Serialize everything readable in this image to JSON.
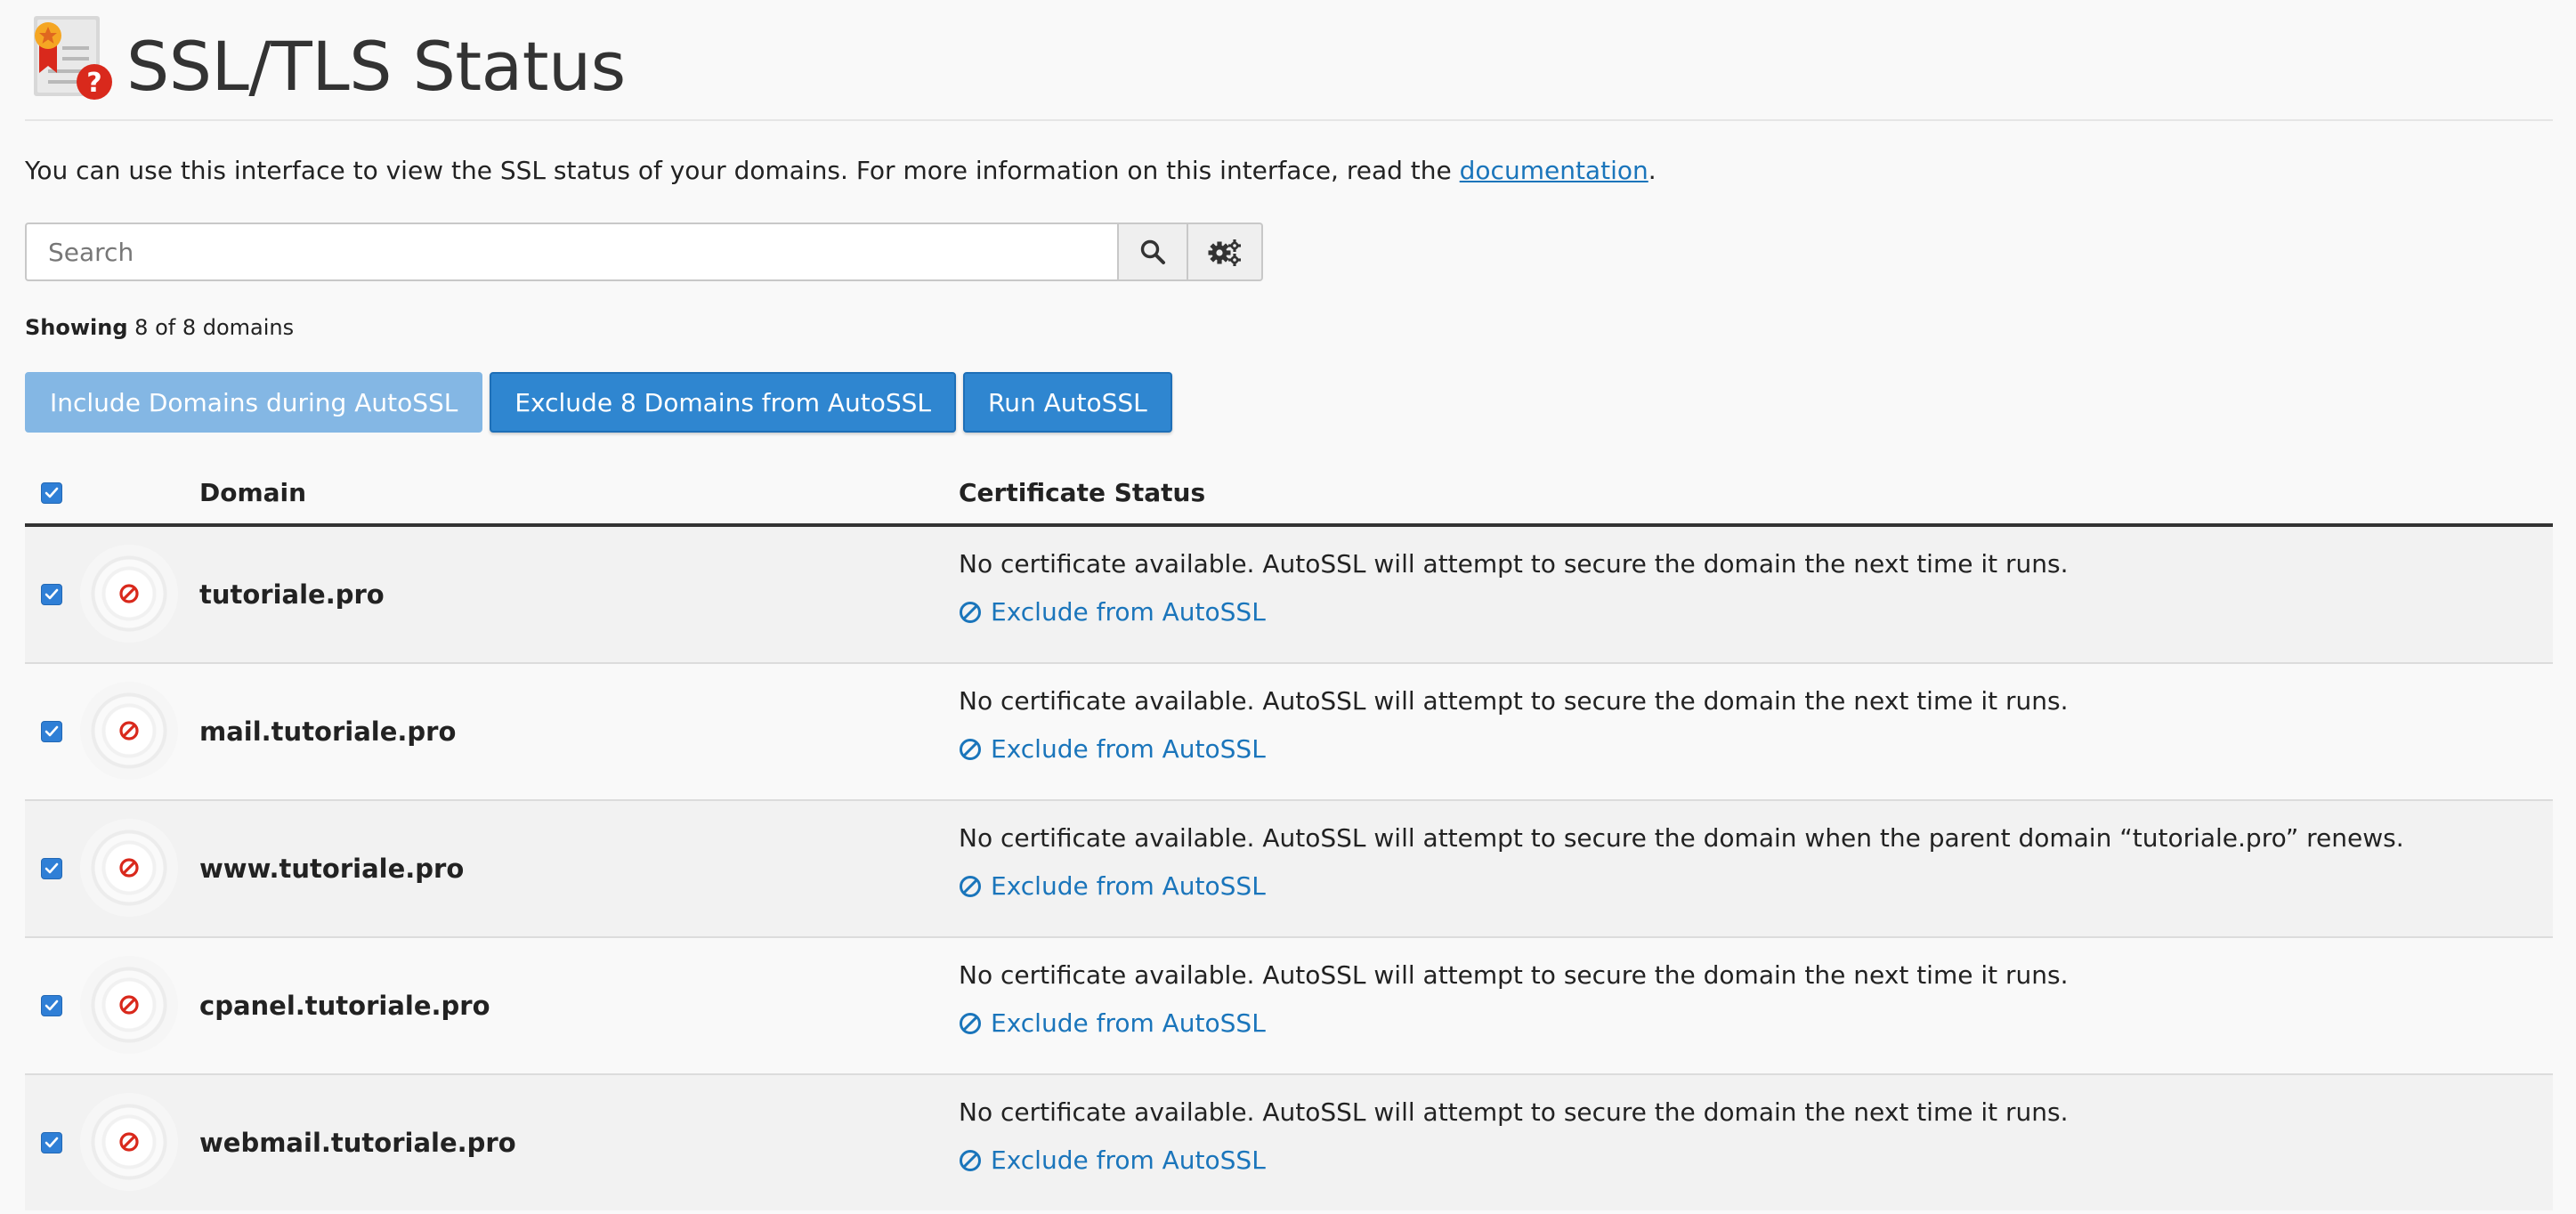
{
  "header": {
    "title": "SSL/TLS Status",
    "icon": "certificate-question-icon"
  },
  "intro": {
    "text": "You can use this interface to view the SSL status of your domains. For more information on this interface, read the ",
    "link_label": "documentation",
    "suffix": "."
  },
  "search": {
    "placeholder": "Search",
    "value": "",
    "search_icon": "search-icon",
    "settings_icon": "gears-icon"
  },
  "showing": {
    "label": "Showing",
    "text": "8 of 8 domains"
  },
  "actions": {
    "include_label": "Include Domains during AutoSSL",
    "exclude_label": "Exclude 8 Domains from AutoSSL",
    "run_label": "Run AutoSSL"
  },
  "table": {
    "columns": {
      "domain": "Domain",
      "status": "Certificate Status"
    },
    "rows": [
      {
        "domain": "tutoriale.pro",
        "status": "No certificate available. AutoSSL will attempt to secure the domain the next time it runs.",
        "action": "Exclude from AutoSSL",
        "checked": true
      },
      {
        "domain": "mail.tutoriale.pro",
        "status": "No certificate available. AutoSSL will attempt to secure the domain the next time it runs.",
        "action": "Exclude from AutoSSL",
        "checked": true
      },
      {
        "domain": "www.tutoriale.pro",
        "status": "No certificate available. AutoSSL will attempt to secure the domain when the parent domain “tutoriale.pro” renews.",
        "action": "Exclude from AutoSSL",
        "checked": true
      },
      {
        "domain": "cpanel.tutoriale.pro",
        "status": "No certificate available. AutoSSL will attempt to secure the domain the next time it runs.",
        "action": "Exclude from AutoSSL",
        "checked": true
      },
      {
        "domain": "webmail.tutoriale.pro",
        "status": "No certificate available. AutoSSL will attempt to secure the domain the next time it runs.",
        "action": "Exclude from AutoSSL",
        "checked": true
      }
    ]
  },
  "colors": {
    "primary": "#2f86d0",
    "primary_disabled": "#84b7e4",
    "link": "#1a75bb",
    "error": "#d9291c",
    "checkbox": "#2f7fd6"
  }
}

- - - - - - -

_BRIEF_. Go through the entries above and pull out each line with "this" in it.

_RESPONSE TO THE EXERCISE_.
Serialize everything readable in this image to JSON.
    "text": "You can use this interface to view the SSL status of your domains. For more information on this interface, read the ",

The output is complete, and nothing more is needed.